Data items
· · · · · · ·

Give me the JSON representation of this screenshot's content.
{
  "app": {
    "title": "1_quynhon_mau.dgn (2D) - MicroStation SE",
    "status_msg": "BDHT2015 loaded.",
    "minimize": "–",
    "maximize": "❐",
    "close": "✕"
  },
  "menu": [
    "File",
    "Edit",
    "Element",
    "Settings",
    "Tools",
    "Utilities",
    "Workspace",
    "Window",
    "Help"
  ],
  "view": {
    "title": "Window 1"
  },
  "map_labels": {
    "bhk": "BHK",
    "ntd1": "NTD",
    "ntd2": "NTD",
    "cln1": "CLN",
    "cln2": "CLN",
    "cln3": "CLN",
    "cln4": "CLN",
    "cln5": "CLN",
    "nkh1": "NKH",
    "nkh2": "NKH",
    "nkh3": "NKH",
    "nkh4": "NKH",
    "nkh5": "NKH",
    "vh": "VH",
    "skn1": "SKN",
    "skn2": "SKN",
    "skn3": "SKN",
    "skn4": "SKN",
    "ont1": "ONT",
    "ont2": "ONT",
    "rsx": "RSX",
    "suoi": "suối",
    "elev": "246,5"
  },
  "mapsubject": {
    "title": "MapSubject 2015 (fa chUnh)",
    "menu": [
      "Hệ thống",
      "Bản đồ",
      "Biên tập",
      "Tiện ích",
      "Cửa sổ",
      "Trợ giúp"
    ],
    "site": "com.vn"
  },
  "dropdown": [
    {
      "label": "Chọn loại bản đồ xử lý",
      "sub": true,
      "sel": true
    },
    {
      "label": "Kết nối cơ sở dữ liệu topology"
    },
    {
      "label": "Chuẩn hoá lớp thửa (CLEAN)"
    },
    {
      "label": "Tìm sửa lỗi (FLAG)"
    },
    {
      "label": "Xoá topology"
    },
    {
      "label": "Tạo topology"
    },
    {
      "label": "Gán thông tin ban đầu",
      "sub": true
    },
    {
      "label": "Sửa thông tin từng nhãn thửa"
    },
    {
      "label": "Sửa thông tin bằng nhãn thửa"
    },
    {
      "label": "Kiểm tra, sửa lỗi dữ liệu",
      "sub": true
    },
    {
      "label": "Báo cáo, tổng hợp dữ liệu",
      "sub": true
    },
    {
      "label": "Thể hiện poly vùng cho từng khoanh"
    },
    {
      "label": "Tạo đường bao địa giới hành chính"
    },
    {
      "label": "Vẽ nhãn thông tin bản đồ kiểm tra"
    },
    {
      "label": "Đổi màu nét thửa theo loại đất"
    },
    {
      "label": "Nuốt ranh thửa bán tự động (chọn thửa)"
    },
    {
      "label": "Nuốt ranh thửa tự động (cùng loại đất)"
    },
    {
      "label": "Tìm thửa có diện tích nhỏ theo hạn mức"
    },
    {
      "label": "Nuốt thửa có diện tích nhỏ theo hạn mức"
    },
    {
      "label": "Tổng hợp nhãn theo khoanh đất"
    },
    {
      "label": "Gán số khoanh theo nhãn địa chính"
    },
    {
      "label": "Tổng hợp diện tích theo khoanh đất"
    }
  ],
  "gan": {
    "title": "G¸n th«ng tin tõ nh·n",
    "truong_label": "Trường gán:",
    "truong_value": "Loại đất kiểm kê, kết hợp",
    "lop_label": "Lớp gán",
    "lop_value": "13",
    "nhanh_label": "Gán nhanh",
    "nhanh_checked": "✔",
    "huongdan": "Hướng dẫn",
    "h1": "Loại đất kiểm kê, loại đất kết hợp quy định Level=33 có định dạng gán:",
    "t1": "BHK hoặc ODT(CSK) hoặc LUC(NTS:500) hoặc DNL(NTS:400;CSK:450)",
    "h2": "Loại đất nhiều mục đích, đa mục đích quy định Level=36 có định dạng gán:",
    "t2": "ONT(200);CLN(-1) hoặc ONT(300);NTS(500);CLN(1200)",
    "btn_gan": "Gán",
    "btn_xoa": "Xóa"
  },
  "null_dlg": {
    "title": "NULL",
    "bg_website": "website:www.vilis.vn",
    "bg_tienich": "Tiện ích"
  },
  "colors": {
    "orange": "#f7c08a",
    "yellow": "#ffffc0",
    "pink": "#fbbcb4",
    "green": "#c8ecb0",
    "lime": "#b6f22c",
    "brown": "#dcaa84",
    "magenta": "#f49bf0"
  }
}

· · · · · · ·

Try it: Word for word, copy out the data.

Task result:
Give me the JSON representation of this screenshot's content.
{
  "app": {
    "title": "1_quynhon_mau.dgn (2D) - MicroStation SE",
    "status_msg": "BDHT2015 loaded.",
    "minimize": "–",
    "maximize": "❐",
    "close": "✕"
  },
  "menu": [
    "File",
    "Edit",
    "Element",
    "Settings",
    "Tools",
    "Utilities",
    "Workspace",
    "Window",
    "Help"
  ],
  "view": {
    "title": "Window 1"
  },
  "map_labels": {
    "bhk": "BHK",
    "ntd1": "NTD",
    "ntd2": "NTD",
    "cln1": "CLN",
    "cln2": "CLN",
    "cln3": "CLN",
    "cln4": "CLN",
    "cln5": "CLN",
    "nkh1": "NKH",
    "nkh2": "NKH",
    "nkh3": "NKH",
    "nkh4": "NKH",
    "nkh5": "NKH",
    "vh": "VH",
    "skn1": "SKN",
    "skn2": "SKN",
    "skn3": "SKN",
    "skn4": "SKN",
    "ont1": "ONT",
    "ont2": "ONT",
    "rsx": "RSX",
    "suoi": "suối",
    "elev": "246,5"
  },
  "mapsubject": {
    "title": "MapSubject 2015 (fa chUnh)",
    "menu": [
      "Hệ thống",
      "Bản đồ",
      "Biên tập",
      "Tiện ích",
      "Cửa sổ",
      "Trợ giúp"
    ],
    "site": "com.vn"
  },
  "dropdown": [
    {
      "label": "Chọn loại bản đồ xử lý",
      "sub": true,
      "sel": true
    },
    {
      "label": "Kết nối cơ sở dữ liệu topology"
    },
    {
      "label": "Chuẩn hoá lớp thửa (CLEAN)"
    },
    {
      "label": "Tìm sửa lỗi (FLAG)"
    },
    {
      "label": "Xoá topology"
    },
    {
      "label": "Tạo topology"
    },
    {
      "label": "Gán thông tin ban đầu",
      "sub": true
    },
    {
      "label": "Sửa thông tin từng nhãn thửa"
    },
    {
      "label": "Sửa thông tin bằng nhãn thửa"
    },
    {
      "label": "Kiểm tra, sửa lỗi dữ liệu",
      "sub": true
    },
    {
      "label": "Báo cáo, tổng hợp dữ liệu",
      "sub": true
    },
    {
      "label": "Thể hiện poly vùng cho từng khoanh"
    },
    {
      "label": "Tạo đường bao địa giới hành chính"
    },
    {
      "label": "Vẽ nhãn thông tin bản đồ kiểm tra"
    },
    {
      "label": "Đổi màu nét thửa theo loại đất"
    },
    {
      "label": "Nuốt ranh thửa bán tự động (chọn thửa)"
    },
    {
      "label": "Nuốt ranh thửa tự động (cùng loại đất)"
    },
    {
      "label": "Tìm thửa có diện tích nhỏ theo hạn mức"
    },
    {
      "label": "Nuốt thửa có diện tích nhỏ theo hạn mức"
    },
    {
      "label": "Tổng hợp nhãn theo khoanh đất"
    },
    {
      "label": "Gán số khoanh theo nhãn địa chính"
    },
    {
      "label": "Tổng hợp diện tích theo khoanh đất"
    }
  ],
  "gan": {
    "title": "G¸n th«ng tin tõ nh·n",
    "truong_label": "Trường gán:",
    "truong_value": "Loại đất kiểm kê, kết hợp",
    "lop_label": "Lớp gán",
    "lop_value": "13",
    "nhanh_label": "Gán nhanh",
    "nhanh_checked": "✔",
    "huongdan": "Hướng dẫn",
    "h1": "Loại đất kiểm kê, loại đất kết hợp quy định Level=33 có định dạng gán:",
    "t1": "BHK hoặc ODT(CSK) hoặc LUC(NTS:500) hoặc DNL(NTS:400;CSK:450)",
    "h2": "Loại đất nhiều mục đích, đa mục đích quy định Level=36 có định dạng gán:",
    "t2": "ONT(200);CLN(-1) hoặc ONT(300);NTS(500);CLN(1200)",
    "btn_gan": "Gán",
    "btn_xoa": "Xóa"
  },
  "null_dlg": {
    "title": "NULL",
    "bg_website": "website:www.vilis.vn",
    "bg_tienich": "Tiện ích"
  },
  "colors": {
    "orange": "#f7c08a",
    "yellow": "#ffffc0",
    "pink": "#fbbcb4",
    "green": "#c8ecb0",
    "lime": "#b6f22c",
    "brown": "#dcaa84",
    "magenta": "#f49bf0"
  }
}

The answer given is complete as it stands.